Source records
|---|

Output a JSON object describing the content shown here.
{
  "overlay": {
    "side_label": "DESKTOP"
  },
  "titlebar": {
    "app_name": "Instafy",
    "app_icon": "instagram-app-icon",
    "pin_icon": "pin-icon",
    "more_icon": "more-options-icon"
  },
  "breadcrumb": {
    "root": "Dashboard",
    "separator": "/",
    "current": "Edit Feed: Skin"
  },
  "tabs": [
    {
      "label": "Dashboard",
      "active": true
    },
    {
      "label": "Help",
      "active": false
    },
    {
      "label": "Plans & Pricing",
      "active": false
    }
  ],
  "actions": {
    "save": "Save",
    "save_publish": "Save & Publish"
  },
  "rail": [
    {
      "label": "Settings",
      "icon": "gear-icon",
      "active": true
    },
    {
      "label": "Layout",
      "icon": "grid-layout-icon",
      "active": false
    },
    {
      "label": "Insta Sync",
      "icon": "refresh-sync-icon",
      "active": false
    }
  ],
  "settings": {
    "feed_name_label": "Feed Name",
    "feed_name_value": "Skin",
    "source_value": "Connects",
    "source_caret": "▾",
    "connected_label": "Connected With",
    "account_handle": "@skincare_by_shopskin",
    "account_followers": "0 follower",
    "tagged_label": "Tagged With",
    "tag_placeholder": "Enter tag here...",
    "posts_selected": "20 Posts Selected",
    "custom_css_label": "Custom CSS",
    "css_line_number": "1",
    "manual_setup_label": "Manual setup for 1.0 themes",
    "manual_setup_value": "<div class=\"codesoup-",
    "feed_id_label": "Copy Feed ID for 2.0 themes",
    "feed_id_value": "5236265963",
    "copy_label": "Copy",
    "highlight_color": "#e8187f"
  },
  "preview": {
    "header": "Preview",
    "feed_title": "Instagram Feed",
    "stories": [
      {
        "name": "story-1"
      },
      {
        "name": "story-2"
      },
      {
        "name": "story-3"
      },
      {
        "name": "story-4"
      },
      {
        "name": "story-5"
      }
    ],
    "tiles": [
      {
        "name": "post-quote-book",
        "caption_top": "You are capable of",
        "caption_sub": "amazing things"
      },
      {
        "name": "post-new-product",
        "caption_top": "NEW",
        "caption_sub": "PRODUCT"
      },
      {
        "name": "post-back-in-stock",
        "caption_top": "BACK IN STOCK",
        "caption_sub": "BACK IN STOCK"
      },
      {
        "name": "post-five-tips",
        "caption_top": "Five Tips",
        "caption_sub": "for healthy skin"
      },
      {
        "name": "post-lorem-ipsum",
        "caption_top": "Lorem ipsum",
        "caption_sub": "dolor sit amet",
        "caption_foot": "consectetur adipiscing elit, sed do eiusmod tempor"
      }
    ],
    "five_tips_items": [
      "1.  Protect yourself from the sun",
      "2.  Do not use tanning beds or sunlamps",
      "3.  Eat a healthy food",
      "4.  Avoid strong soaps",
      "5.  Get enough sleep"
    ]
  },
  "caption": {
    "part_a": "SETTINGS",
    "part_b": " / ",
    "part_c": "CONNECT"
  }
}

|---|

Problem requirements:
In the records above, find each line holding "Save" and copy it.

Your solution:
    "save": "Save",
    "save_publish": "Save & Publish"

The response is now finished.